5. Make your investment advisor work experience relevant
The most relevant experience for an investment advisor resume is clearly anything you've done previously in the same sector. If you have that and wish to continue in the industry, then it will often naturally sit at the top of your reverse-chronological resume. It's the experience that matters most to recruiters and, as such, should take up the majority of your effort, not to mention space on the page.
However, investment advice is somewhat unusual in the finance sector as brokerages rarely recruit directly from college. Many individuals who go on to work in the industry often work in a business or sales setting beforehand.
That means that applicants will often boast a diverse set of skills, but the most crucial task is tailoring your experience to the role at hand.
A great investment advisor can sell but can also solve problems, understand different viewpoints and work with their clients' best interests in mind.
When showcasing achievements in previous roles, focus on what you achieved previously that clearly demonstrates these skills.

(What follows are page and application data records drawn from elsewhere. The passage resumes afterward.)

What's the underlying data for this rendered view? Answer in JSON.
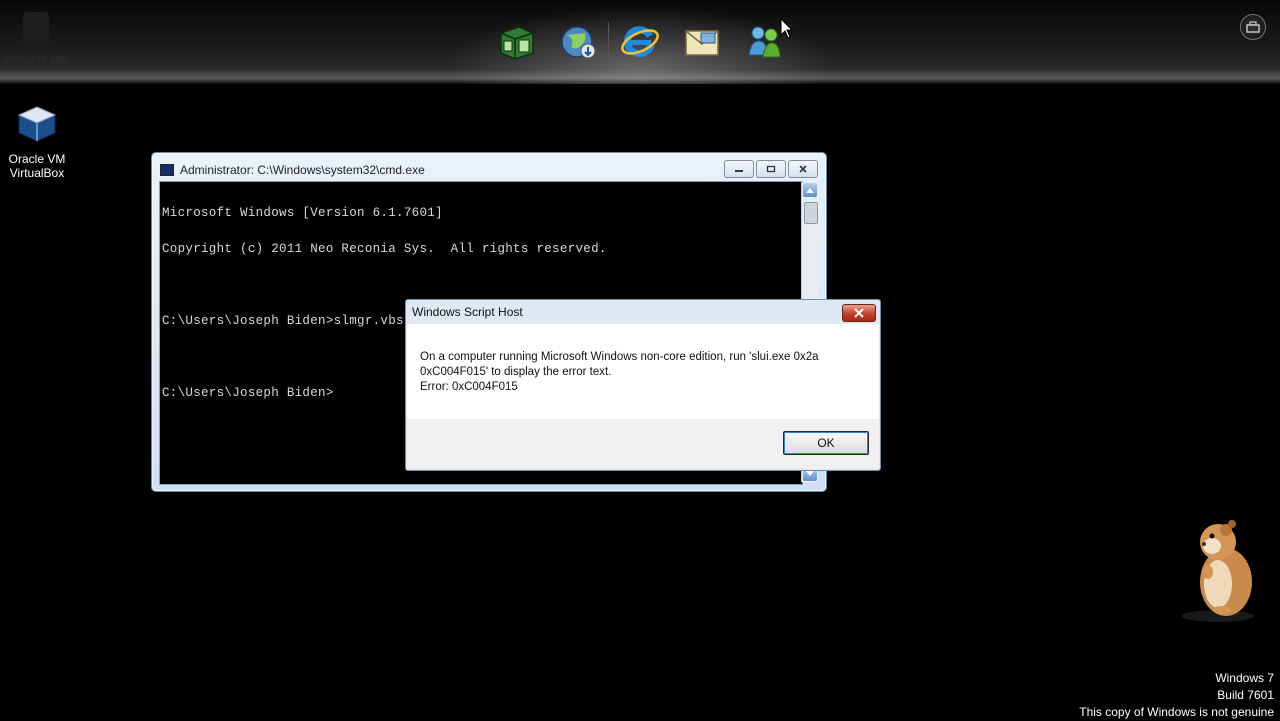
{
  "dock": {
    "ghost_label": "Recycle Bin",
    "icons": [
      "media-center-icon",
      "network-globe-icon",
      "internet-explorer-icon",
      "mail-icon",
      "messenger-icon"
    ]
  },
  "desktop": {
    "icons": [
      {
        "label_line1": "Oracle VM",
        "label_line2": "VirtualBox"
      }
    ]
  },
  "cmd_window": {
    "title": "Administrator: C:\\Windows\\system32\\cmd.exe",
    "lines": [
      "Microsoft Windows [Version 6.1.7601]",
      "Copyright (c) 2011 Neo Reconia Sys.  All rights reserved.",
      "",
      "C:\\Users\\Joseph Biden>slmgr.vbs /ipk FJ82H-XT6CR-J8D7P-XQJJ2-GPDD4",
      "",
      "C:\\Users\\Joseph Biden>"
    ]
  },
  "dialog": {
    "title": "Windows Script Host",
    "message_line1": "On a computer running Microsoft Windows non-core edition, run 'slui.exe 0x2a",
    "message_line2": "0xC004F015' to display the error text.",
    "message_line3": "Error: 0xC004F015",
    "ok_label": "OK"
  },
  "watermark": {
    "line1": "Windows 7",
    "line2": "Build 7601",
    "line3": "This copy of Windows is not genuine"
  },
  "colors": {
    "desktop_bg": "#000000",
    "console_text": "#d8d8d8",
    "close_red": "#c0402a"
  }
}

Naturally, reaching and exceeding sales targets works in any setting. However, if you have the choice between discussing solving a client's problem and making a piece of software more efficient, the former will win out every time.
Investment advisor work experience section example
OnPoint Financial, Inc., Oslo, Norway
- Created market research in order to discover and evaluate potential investment opportunities in compliance with company high standards, policies, and procedures.
- Managed the office, developed and implemented financial strategies, worked on the constant improvement of customer service.
- Executed all trades, achieved and surpassed all revenue and profits goals; managed a portfolio of over $250M EUR.
- Won the Black Diamond Award for the top financial plan.
6. Tailor your hard and soft skills to the role
As you'll have noticed, a great investment advisor resume is all about making the skills, experience, and qualifications you have work best for the job at hand. However, even if you only have the job description to work from, you can better understand how the company operates and its values from other sources.
You only have limited space to work with. Furthermore, hiring managers love evidence. Try not to talk about what you did in general terms. Beating a target by 100% once carries more weight than meeting that same target every day for a year and demonstrates your capabilities in an authentic setting.
With that in mind, when listing hard and soft skills, choose ones that allow you to talk about specific instances of putting those skills to work.
Hard skills for investment advisors include
- Educating and collaborating with clients
- Closing deals
- Providing performance and financial reports
- Knowledge of the investment market
- Financial planning
- Spreadsheets and software
- Presenting to clients and internal stakeholders
Think of times you've demonstrated these skills and prioritize the most impressive ones. If nothing else, they'll be something to talk about when you reach the interview stage!
Don't overlook soft skills, either. Investment advice is an incredibly rounded profession, and employers love to see candidates that note abilities in.
The best soft skills for your investment advisor resume
- Confidence and ambition
- Interpersonal skills
- Written and verbal communication
- Diary management
Don't be tempted to include every last skill you have on your investment advisor resume. Remember that space is limited, and you need to impress in as little time as possible. Decide what will resonate most with the recruiter and combine that with facts and figures to back up your assertions.
Overall, investment advisors are often talented individuals with broad skillsets. Part of the challenge in putting together a resume is often cutting back on what you can do to focus on what you do best. Consider what the ideal investment advisor looks like in your mind, and tailor your resume to bring it as close as possible to what someone looking to hire that person would want to see.